At his next news briefing, Your Humble Servant brought a bible. Before Safir began to speak, he was asked to place his hand on it and swear to tell the truth. His face turned red. “The only one who lies here, Mr. Levitt,” he sputtered, “is you.”

Safir’s latest car accident might prove more serious.

According to a police source, causing personal injury and leaving the scene of an accident is a misdemeanor under The Vehicle and Traffic Law [VTL].

Did the detectives or their supervisors consult with the office of newly elected Manhattan District Attorney Cyrus Vance, Jr. before allowing him to skate?

Vance’s spokeswoman says the matter “is under review.”

. Last week, Safir’s rabbi, Rudy Giuliani, also seemed to forget how to conduct himself in public. Let’s start with his now-famous remark that there was no terrorism attack on the U.S. under President George Bush. Let’s assume, as his spokeswoman now says, he meant no terrorism attack after 9/11, which was eight months into Bush’s first term. And let’s assume that he forgot about shoe-bomber Richard Reid, who attempted to blow up a Miami-bound American Airlines flight in December 2001.

The fact remains that George Bush lied this country into a war in Iraq with false claims of terrorism and weapons of mass destruction.

It remains a war that Rudy — and his police commissioner after Safir, Bernard Kerik — never shut up about supporting.

The fact also remains that Giuliani, against the advice of many of his advisors, appointed Kerik, his former bodyguard, as the city’s 40th police commissioner, pushed for Kerik’s appointment to Iraq to train that country’s police, and pushed again for Kerik’s appointment as Homeland Security Director. As all the world knows, Kerik is now headed to the slammer for bribery and conspiracy.

Finally, the fact remains that, as a 2008 presidential candidate, Giuliani got but one Republican delegate’s vote. Yes, he was truly great in the days, weeks and months after 9/11, but what he is spouting now makes little sense.
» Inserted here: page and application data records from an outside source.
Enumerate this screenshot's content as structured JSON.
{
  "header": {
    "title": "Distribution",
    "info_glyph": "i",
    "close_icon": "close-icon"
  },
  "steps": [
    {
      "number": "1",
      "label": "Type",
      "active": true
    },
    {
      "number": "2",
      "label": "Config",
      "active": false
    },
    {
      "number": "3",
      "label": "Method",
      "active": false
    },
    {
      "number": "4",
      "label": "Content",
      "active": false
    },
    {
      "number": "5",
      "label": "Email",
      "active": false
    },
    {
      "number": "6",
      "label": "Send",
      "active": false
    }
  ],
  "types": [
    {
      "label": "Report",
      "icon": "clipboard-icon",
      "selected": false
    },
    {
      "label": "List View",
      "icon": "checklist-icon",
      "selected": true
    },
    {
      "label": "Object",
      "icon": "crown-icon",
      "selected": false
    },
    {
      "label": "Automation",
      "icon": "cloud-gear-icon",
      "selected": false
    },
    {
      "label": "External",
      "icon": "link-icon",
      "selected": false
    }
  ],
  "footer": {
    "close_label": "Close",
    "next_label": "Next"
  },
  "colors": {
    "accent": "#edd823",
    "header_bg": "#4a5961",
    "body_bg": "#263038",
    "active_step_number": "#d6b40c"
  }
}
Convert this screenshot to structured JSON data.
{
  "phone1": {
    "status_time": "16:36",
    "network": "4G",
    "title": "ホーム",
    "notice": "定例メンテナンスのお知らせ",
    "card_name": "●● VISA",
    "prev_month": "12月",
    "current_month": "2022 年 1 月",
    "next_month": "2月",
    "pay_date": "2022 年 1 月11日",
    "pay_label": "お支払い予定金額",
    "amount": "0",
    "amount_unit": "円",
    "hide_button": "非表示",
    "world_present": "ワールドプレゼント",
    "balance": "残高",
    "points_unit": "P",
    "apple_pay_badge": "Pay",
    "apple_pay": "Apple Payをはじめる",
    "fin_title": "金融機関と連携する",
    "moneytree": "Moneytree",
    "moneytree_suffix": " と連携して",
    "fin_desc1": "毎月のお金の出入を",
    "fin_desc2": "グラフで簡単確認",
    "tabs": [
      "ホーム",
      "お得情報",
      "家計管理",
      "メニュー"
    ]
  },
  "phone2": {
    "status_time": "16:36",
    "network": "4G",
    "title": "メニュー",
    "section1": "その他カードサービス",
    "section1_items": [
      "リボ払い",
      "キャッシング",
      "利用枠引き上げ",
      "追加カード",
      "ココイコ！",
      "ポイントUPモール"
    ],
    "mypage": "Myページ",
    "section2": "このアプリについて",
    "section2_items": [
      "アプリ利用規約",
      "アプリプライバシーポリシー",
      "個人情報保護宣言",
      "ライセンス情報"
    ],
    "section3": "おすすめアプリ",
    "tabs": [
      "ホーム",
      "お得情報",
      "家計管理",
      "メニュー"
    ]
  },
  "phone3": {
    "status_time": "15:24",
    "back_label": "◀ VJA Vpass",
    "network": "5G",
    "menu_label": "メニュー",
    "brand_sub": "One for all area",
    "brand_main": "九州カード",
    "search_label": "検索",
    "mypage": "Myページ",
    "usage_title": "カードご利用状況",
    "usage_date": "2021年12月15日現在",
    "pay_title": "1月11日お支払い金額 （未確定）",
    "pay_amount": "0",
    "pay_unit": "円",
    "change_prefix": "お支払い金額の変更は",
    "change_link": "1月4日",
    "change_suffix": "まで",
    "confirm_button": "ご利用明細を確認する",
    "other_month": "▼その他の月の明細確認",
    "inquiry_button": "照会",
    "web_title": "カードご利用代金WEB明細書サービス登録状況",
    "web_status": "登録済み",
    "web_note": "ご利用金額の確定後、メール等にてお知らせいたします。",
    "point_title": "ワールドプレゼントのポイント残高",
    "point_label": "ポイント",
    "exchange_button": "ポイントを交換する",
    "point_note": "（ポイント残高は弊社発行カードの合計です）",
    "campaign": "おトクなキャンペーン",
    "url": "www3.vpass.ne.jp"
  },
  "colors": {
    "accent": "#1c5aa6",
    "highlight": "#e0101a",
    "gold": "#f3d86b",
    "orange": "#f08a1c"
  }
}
Memo from Your Humble Servant: Rudy, leave us alone and make up with your children.

Copyright © 2010 Leonard Levitt